All teachers involved in same unit, they collaborate together

Week 3: Personal time for the teachers (during this time they can plan for report cards, work in the classes, provide feedback on students work)

Week 4: before the start of the unit 2 – Rotation meeting

Week 5: School event (it can be a parents meeting, it can be an art night, or anything else)

Week 6: Reflection meeting, all the teachers use this meeting to reflect on the unit

This is a sample of how these afternoons were spent. Everything was planned and allowed for a balanced approach between all the departments and the needs of the teachers.

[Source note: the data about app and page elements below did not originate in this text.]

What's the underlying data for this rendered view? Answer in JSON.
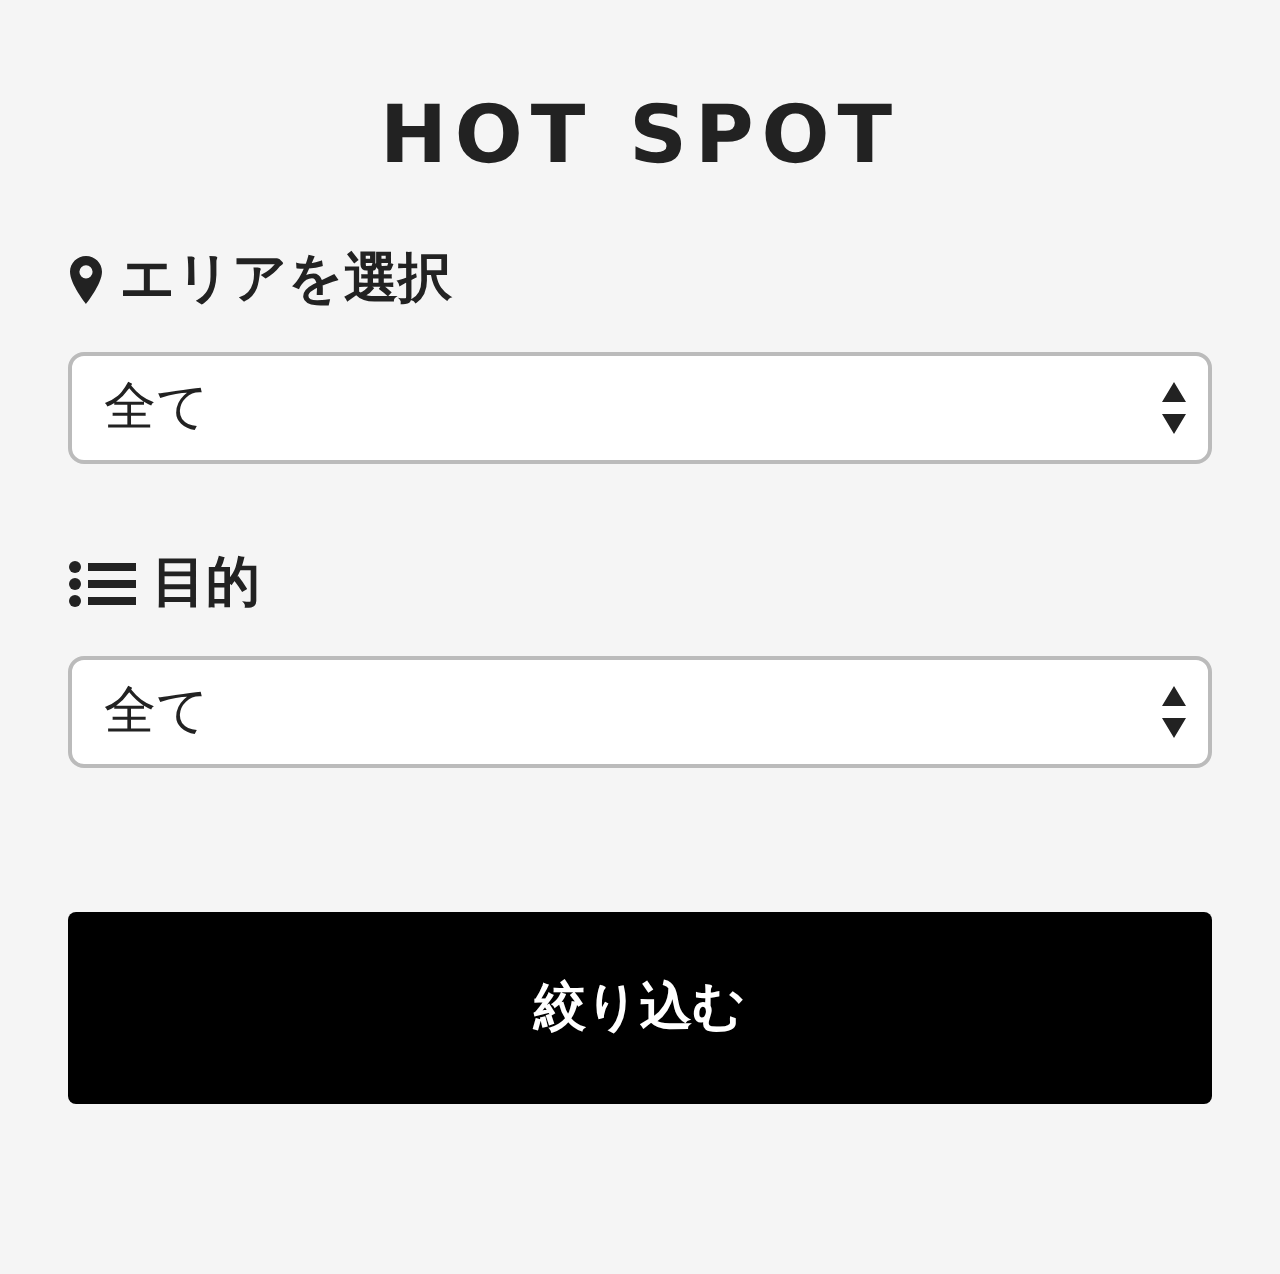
{
  "title": "HOT SPOT",
  "filters": [
    {
      "kind": "area",
      "label": "エリアを選択",
      "value": "全て"
    },
    {
      "kind": "purpose",
      "label": "目的",
      "value": "全て"
    }
  ],
  "submit": "絞り込む"
}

Most of the schools have the following structure, the class teachers meet while the specialists are teaching in the classes. During these meetings, we look at the progress of the unit, the students’ questions, and the weekly plan. Some of the coordinators will teach and allow for the specialists to attend the meeting. I recommend this in a school where most of the team has experience with the programme.

It can be outside school hours, in a coffee shop, or during the school days in the teachers’ room or in the corridor. It might be via email or a note on the unit planner, or ideas shared on the POI posted in the collaborative planning room.

Let me finish this blog by saying the room where the collaboration takes place is very important. I have seen many schools where they don’t have collaborative planning space, or teachers sitting on KG chairs uncomfortably in a preschool class to plan, or the meetings are done during the teachers’ lunch break, which frankly speaking, is not fair. Let’s all remember, we come prepared for a collaborative planning meeting, and we need to provide allocated time, as well as a safe welcoming space to be able to participate and take the planning process from a simple discussion of activities to be done during the week to a deeper discussion about pedagogy, learning, transdisciplinary opportunities and real-life connections.

How do you collaborate at your school? Would love to hear from you.

5 2 votes
Article Rating
Notify of

Newest Most Voted
Inline Feedbacks
View all comments
4 months ago

I’m in a lucky situation which allows our teams to plan during the school day. We work on an 8 day cycle, and as we have 7 grade levels, there’s a meeting on 7 of the 8 days. The homeroom team come on their designated day, but PE, visual arts, performing arts, ELA, inclusion, library and local language come every day. We start the meeting by talking about student successes, concerns, or information. After that, those not connecting directly with the UoI leave the meeting, and we continue on to discuss the current unit, or do a reflection about the previous unit, or plan the upcoming unit. It’s a lot of meeting time for me and for the specialists and certainly not sustainable for years to come, but for now, the timetable allows for it!

1 month ago

Hi! What do you think about having a two year POI cycle? For example – having a Year A and Year B, so Grades 1&2 share, as do 3&4, (Gr5 is on its own!). We are a small school, one class per grade and are considering this for greater collaboration, more focus on differentiation/personalised learning for homeroom teachers, and benefits to specialist subject teachers as fewer units per year to focus on, so more depth. It would need to be carefully managed so as not to reduce richness/ diversity of our curriculum for students, as well as our communication to parents…. I have heard some schools have had success with this and that it’s been positively received by IB evaluators. Thanks in advance for any thoughts on this